▸ Data records for software interfaces

================

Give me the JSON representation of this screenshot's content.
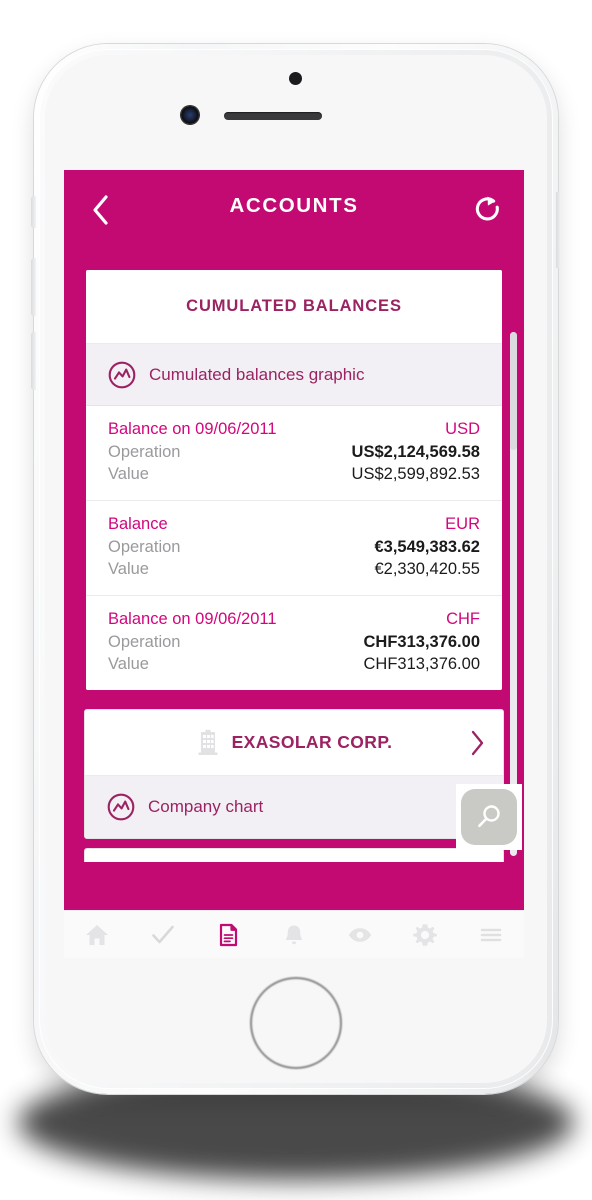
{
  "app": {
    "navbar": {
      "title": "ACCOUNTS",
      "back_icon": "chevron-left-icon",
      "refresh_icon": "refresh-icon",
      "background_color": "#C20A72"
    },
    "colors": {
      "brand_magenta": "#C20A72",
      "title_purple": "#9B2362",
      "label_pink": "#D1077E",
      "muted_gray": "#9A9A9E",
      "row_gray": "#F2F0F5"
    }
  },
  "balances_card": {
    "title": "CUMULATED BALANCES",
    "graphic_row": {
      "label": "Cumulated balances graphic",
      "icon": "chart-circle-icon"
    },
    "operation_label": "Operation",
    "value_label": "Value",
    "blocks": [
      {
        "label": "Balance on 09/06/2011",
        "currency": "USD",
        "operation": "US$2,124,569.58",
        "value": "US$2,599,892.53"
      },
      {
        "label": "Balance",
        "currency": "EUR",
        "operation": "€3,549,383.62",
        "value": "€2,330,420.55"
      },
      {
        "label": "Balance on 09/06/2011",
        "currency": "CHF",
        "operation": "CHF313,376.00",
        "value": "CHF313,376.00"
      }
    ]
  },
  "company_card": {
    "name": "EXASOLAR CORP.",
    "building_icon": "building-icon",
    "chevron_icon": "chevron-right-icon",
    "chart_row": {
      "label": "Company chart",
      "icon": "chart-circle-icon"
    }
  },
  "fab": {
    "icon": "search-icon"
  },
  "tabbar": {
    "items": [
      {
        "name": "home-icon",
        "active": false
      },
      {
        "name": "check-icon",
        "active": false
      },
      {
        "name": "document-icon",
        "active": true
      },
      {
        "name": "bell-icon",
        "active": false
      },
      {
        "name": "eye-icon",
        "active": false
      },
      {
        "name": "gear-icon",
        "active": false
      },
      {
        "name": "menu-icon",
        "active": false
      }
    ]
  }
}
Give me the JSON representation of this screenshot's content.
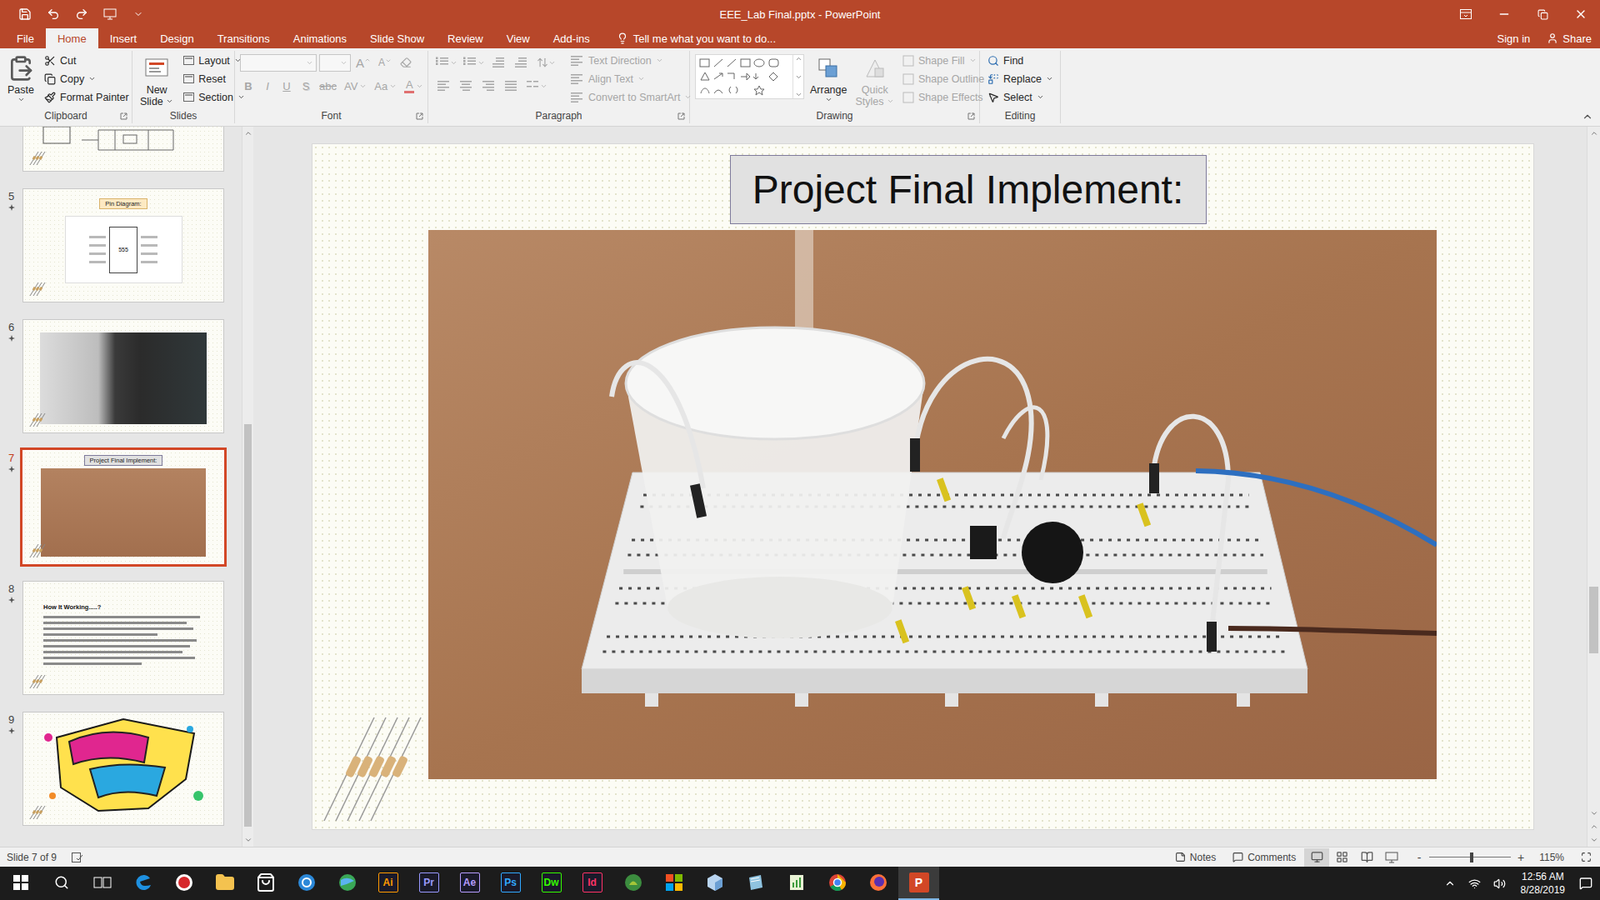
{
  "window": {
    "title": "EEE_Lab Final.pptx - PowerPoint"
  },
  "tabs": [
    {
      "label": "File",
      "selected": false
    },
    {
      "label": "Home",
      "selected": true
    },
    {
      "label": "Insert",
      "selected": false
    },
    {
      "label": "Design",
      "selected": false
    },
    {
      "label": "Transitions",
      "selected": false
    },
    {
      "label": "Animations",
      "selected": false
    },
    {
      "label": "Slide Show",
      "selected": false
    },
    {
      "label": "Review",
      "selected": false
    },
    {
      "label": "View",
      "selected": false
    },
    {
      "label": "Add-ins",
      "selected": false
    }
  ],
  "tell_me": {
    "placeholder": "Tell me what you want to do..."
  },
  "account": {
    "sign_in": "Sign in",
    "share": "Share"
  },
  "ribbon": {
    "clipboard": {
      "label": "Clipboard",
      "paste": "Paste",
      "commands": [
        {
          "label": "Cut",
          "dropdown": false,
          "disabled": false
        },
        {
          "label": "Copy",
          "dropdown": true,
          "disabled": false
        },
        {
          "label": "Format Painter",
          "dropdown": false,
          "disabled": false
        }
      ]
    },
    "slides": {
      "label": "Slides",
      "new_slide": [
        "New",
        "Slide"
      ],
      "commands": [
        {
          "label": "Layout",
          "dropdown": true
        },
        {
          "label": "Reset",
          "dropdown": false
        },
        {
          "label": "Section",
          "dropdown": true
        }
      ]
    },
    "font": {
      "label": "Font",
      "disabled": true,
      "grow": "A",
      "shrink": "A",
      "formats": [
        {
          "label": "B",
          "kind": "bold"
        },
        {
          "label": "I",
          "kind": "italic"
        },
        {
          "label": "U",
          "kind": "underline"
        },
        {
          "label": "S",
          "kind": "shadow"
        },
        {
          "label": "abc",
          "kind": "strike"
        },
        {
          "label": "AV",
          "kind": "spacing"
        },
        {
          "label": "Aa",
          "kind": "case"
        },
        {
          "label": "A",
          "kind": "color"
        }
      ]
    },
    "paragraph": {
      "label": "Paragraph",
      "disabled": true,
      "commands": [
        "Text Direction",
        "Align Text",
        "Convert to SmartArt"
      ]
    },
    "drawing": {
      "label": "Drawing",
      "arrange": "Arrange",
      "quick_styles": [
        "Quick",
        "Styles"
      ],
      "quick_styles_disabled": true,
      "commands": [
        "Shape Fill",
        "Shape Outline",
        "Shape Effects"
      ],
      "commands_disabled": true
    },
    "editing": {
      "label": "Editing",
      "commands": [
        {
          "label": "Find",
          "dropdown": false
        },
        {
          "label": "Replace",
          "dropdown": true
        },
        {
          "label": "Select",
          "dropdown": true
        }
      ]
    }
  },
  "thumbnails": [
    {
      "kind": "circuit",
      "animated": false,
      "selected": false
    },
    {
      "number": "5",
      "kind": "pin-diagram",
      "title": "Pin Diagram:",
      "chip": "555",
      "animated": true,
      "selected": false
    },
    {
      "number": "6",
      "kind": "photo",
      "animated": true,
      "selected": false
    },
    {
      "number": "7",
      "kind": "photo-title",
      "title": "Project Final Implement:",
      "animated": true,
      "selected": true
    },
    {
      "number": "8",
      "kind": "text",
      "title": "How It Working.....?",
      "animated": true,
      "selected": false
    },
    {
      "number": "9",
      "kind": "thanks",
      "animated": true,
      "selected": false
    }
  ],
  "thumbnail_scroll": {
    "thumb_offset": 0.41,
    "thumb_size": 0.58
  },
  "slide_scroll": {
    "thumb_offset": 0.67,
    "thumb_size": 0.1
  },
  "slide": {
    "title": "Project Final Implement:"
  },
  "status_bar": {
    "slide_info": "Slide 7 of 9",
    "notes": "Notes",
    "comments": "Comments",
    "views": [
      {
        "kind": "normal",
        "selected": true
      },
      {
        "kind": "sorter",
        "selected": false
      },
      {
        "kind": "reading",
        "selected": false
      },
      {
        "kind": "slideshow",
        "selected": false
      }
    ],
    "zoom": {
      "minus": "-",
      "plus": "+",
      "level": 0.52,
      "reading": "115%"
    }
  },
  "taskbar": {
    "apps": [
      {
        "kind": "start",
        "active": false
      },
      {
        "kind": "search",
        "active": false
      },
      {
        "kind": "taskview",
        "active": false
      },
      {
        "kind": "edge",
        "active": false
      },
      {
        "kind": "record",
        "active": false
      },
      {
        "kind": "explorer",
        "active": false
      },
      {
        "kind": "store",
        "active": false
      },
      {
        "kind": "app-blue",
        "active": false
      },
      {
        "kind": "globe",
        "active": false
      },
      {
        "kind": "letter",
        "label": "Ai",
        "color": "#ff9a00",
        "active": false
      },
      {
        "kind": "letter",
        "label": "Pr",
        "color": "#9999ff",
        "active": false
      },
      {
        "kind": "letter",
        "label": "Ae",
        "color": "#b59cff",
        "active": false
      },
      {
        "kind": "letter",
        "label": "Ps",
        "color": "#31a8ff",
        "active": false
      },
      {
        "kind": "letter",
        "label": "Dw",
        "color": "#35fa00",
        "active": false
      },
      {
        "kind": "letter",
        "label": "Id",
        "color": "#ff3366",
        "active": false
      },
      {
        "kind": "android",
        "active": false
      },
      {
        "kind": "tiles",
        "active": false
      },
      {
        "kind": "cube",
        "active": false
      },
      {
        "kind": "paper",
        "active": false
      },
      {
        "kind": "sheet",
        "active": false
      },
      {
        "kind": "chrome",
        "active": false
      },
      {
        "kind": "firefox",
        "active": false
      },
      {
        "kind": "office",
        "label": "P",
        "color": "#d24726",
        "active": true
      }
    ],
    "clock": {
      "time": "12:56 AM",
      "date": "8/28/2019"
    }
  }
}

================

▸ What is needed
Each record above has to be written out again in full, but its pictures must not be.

▸ Worked solution
Give me the JSON representation of this screenshot's content.
{
  "app": {
    "navbar": {
      "title": "ACCOUNTS",
      "back_icon": "chevron-left-icon",
      "refresh_icon": "refresh-icon",
      "background_color": "#C20A72"
    },
    "colors": {
      "brand_magenta": "#C20A72",
      "title_purple": "#9B2362",
      "label_pink": "#D1077E",
      "muted_gray": "#9A9A9E",
      "row_gray": "#F2F0F5"
    }
  },
  "balances_card": {
    "title": "CUMULATED BALANCES",
    "graphic_row": {
      "label": "Cumulated balances graphic",
      "icon": "chart-circle-icon"
    },
    "operation_label": "Operation",
    "value_label": "Value",
    "blocks": [
      {
        "label": "Balance on 09/06/2011",
        "currency": "USD",
        "operation": "US$2,124,569.58",
        "value": "US$2,599,892.53"
      },
      {
        "label": "Balance",
        "currency": "EUR",
        "operation": "€3,549,383.62",
        "value": "€2,330,420.55"
      },
      {
        "label": "Balance on 09/06/2011",
        "currency": "CHF",
        "operation": "CHF313,376.00",
        "value": "CHF313,376.00"
      }
    ]
  },
  "company_card": {
    "name": "EXASOLAR CORP.",
    "building_icon": "building-icon",
    "chevron_icon": "chevron-right-icon",
    "chart_row": {
      "label": "Company chart",
      "icon": "chart-circle-icon"
    }
  },
  "fab": {
    "icon": "search-icon"
  },
  "tabbar": {
    "items": [
      {
        "name": "home-icon",
        "active": false
      },
      {
        "name": "check-icon",
        "active": false
      },
      {
        "name": "document-icon",
        "active": true
      },
      {
        "name": "bell-icon",
        "active": false
      },
      {
        "name": "eye-icon",
        "active": false
      },
      {
        "name": "gear-icon",
        "active": false
      },
      {
        "name": "menu-icon",
        "active": false
      }
    ]
  }
}
Give me the JSON representation of this screenshot's content.
{
  "window": {
    "title": "EEE_Lab Final.pptx - PowerPoint"
  },
  "tabs": [
    {
      "label": "File",
      "selected": false
    },
    {
      "label": "Home",
      "selected": true
    },
    {
      "label": "Insert",
      "selected": false
    },
    {
      "label": "Design",
      "selected": false
    },
    {
      "label": "Transitions",
      "selected": false
    },
    {
      "label": "Animations",
      "selected": false
    },
    {
      "label": "Slide Show",
      "selected": false
    },
    {
      "label": "Review",
      "selected": false
    },
    {
      "label": "View",
      "selected": false
    },
    {
      "label": "Add-ins",
      "selected": false
    }
  ],
  "tell_me": {
    "placeholder": "Tell me what you want to do..."
  },
  "account": {
    "sign_in": "Sign in",
    "share": "Share"
  },
  "ribbon": {
    "clipboard": {
      "label": "Clipboard",
      "paste": "Paste",
      "commands": [
        {
          "label": "Cut",
          "dropdown": false,
          "disabled": false
        },
        {
          "label": "Copy",
          "dropdown": true,
          "disabled": false
        },
        {
          "label": "Format Painter",
          "dropdown": false,
          "disabled": false
        }
      ]
    },
    "slides": {
      "label": "Slides",
      "new_slide": [
        "New",
        "Slide"
      ],
      "commands": [
        {
          "label": "Layout",
          "dropdown": true
        },
        {
          "label": "Reset",
          "dropdown": false
        },
        {
          "label": "Section",
          "dropdown": true
        }
      ]
    },
    "font": {
      "label": "Font",
      "disabled": true,
      "grow": "A",
      "shrink": "A",
      "formats": [
        {
          "label": "B",
          "kind": "bold"
        },
        {
          "label": "I",
          "kind": "italic"
        },
        {
          "label": "U",
          "kind": "underline"
        },
        {
          "label": "S",
          "kind": "shadow"
        },
        {
          "label": "abc",
          "kind": "strike"
        },
        {
          "label": "AV",
          "kind": "spacing"
        },
        {
          "label": "Aa",
          "kind": "case"
        },
        {
          "label": "A",
          "kind": "color"
        }
      ]
    },
    "paragraph": {
      "label": "Paragraph",
      "disabled": true,
      "commands": [
        "Text Direction",
        "Align Text",
        "Convert to SmartArt"
      ]
    },
    "drawing": {
      "label": "Drawing",
      "arrange": "Arrange",
      "quick_styles": [
        "Quick",
        "Styles"
      ],
      "quick_styles_disabled": true,
      "commands": [
        "Shape Fill",
        "Shape Outline",
        "Shape Effects"
      ],
      "commands_disabled": true
    },
    "editing": {
      "label": "Editing",
      "commands": [
        {
          "label": "Find",
          "dropdown": false
        },
        {
          "label": "Replace",
          "dropdown": true
        },
        {
          "label": "Select",
          "dropdown": true
        }
      ]
    }
  },
  "thumbnails": [
    {
      "kind": "circuit",
      "animated": false,
      "selected": false
    },
    {
      "number": "5",
      "kind": "pin-diagram",
      "title": "Pin Diagram:",
      "chip": "555",
      "animated": true,
      "selected": false
    },
    {
      "number": "6",
      "kind": "photo",
      "animated": true,
      "selected": false
    },
    {
      "number": "7",
      "kind": "photo-title",
      "title": "Project Final Implement:",
      "animated": true,
      "selected": true
    },
    {
      "number": "8",
      "kind": "text",
      "title": "How It Working.....?",
      "animated": true,
      "selected": false
    },
    {
      "number": "9",
      "kind": "thanks",
      "animated": true,
      "selected": false
    }
  ],
  "thumbnail_scroll": {
    "thumb_offset": 0.41,
    "thumb_size": 0.58
  },
  "slide_scroll": {
    "thumb_offset": 0.67,
    "thumb_size": 0.1
  },
  "slide": {
    "title": "Project Final Implement:"
  },
  "status_bar": {
    "slide_info": "Slide 7 of 9",
    "notes": "Notes",
    "comments": "Comments",
    "views": [
      {
        "kind": "normal",
        "selected": true
      },
      {
        "kind": "sorter",
        "selected": false
      },
      {
        "kind": "reading",
        "selected": false
      },
      {
        "kind": "slideshow",
        "selected": false
      }
    ],
    "zoom": {
      "minus": "-",
      "plus": "+",
      "level": 0.52,
      "reading": "115%"
    }
  },
  "taskbar": {
    "apps": [
      {
        "kind": "start",
        "active": false
      },
      {
        "kind": "search",
        "active": false
      },
      {
        "kind": "taskview",
        "active": false
      },
      {
        "kind": "edge",
        "active": false
      },
      {
        "kind": "record",
        "active": false
      },
      {
        "kind": "explorer",
        "active": false
      },
      {
        "kind": "store",
        "active": false
      },
      {
        "kind": "app-blue",
        "active": false
      },
      {
        "kind": "globe",
        "active": false
      },
      {
        "kind": "letter",
        "label": "Ai",
        "color": "#ff9a00",
        "active": false
      },
      {
        "kind": "letter",
        "label": "Pr",
        "color": "#9999ff",
        "active": false
      },
      {
        "kind": "letter",
        "label": "Ae",
        "color": "#b59cff",
        "active": false
      },
      {
        "kind": "letter",
        "label": "Ps",
        "color": "#31a8ff",
        "active": false
      },
      {
        "kind": "letter",
        "label": "Dw",
        "color": "#35fa00",
        "active": false
      },
      {
        "kind": "letter",
        "label": "Id",
        "color": "#ff3366",
        "active": false
      },
      {
        "kind": "android",
        "active": false
      },
      {
        "kind": "tiles",
        "active": false
      },
      {
        "kind": "cube",
        "active": false
      },
      {
        "kind": "paper",
        "active": false
      },
      {
        "kind": "sheet",
        "active": false
      },
      {
        "kind": "chrome",
        "active": false
      },
      {
        "kind": "firefox",
        "active": false
      },
      {
        "kind": "office",
        "label": "P",
        "color": "#d24726",
        "active": true
      }
    ],
    "clock": {
      "time": "12:56 AM",
      "date": "8/28/2019"
    }
  }
}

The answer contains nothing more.